***** Supplied data

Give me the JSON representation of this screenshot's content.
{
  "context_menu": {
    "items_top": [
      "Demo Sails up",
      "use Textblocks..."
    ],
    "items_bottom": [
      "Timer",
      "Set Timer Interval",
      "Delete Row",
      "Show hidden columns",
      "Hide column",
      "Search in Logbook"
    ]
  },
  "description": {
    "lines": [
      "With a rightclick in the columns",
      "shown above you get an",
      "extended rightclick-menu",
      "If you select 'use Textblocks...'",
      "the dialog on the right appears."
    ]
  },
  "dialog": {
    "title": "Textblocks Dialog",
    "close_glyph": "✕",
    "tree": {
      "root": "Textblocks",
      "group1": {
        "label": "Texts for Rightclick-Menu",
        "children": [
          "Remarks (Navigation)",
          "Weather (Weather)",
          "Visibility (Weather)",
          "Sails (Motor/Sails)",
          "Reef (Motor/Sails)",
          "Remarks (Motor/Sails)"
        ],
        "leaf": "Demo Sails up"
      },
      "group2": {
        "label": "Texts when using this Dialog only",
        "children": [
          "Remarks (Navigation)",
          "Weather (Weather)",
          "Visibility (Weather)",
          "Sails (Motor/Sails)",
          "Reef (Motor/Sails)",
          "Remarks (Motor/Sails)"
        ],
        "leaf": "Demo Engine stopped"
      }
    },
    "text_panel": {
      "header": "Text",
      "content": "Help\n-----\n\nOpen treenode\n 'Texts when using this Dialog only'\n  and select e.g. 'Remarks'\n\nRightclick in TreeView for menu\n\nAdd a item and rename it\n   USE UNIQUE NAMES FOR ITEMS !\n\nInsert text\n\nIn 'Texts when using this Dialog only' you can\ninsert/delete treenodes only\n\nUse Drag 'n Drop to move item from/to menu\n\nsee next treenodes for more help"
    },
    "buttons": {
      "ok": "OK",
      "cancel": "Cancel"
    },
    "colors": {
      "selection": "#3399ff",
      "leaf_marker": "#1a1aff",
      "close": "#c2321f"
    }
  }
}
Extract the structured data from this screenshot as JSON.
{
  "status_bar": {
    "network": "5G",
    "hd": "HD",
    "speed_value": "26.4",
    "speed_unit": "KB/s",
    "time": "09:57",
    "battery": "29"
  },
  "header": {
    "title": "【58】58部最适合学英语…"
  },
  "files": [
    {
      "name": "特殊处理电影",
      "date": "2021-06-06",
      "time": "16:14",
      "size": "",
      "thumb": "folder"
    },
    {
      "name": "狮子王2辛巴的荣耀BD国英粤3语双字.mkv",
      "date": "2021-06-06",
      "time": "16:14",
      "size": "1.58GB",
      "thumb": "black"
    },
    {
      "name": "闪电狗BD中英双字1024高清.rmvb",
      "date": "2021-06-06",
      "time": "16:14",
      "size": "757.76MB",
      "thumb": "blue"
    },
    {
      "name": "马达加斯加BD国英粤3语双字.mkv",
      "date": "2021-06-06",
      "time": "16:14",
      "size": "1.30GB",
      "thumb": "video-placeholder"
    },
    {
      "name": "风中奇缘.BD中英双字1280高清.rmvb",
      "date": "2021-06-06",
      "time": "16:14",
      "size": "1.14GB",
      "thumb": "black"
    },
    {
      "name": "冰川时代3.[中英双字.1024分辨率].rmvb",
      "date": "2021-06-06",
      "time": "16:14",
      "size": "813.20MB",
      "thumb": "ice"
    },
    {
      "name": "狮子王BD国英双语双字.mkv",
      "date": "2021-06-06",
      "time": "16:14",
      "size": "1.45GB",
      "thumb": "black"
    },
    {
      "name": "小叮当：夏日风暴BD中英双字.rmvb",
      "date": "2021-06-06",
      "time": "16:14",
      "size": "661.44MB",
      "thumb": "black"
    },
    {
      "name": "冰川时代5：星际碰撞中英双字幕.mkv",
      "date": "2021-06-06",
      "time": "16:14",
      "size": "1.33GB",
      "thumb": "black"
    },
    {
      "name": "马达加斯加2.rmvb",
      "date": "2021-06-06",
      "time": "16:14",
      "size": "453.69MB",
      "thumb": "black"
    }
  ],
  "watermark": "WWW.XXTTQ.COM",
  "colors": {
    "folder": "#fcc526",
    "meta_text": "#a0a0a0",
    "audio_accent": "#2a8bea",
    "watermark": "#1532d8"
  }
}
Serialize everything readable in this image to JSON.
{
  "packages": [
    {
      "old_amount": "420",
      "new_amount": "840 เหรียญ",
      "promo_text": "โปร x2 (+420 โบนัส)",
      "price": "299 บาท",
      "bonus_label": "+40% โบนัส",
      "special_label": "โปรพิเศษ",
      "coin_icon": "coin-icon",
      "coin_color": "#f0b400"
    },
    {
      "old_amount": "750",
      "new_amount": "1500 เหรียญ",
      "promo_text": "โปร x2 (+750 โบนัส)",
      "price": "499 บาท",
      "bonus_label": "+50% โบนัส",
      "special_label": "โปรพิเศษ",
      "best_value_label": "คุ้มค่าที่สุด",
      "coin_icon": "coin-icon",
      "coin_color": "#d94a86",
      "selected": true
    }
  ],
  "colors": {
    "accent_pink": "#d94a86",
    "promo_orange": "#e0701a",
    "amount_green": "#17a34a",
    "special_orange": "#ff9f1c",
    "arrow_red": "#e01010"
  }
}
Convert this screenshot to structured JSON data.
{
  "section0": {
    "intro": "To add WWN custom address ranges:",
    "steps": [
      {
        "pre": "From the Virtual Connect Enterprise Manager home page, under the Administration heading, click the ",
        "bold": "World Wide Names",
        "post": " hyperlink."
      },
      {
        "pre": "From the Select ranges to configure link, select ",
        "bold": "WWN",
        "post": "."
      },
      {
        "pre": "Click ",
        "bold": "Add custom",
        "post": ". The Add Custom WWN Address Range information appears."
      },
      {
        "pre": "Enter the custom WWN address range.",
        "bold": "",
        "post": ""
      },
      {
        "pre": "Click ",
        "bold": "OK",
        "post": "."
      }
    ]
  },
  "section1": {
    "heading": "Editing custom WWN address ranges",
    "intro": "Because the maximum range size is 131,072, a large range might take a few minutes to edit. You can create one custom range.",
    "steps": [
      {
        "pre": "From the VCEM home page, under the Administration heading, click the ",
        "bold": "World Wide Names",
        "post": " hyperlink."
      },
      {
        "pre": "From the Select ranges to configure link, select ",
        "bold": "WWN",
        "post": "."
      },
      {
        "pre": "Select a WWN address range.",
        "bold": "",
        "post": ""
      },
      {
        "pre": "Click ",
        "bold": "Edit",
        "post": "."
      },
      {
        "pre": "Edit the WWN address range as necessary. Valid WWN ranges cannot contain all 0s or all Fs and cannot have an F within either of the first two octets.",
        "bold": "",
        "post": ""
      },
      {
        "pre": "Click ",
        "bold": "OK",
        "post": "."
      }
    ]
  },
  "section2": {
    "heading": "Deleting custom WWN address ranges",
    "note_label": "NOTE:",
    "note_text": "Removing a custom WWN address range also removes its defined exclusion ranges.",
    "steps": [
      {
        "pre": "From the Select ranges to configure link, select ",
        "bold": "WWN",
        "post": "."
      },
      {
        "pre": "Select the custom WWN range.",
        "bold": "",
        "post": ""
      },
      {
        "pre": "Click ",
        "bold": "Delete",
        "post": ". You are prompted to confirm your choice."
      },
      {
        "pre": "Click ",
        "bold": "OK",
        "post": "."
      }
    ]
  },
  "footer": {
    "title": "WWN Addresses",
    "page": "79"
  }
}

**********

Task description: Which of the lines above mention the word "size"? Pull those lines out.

Reply:
      "size": "",
      "size": "1.58GB",
      "size": "757.76MB",
      "size": "1.30GB",
      "size": "1.14GB",
      "size": "813.20MB",
      "size": "1.45GB",
      "size": "661.44MB",
      "size": "1.33GB",
      "size": "453.69MB",
    "intro": "Because the maximum range size is 131,072, a large range might take a few minutes to edit. You can create one custom range.",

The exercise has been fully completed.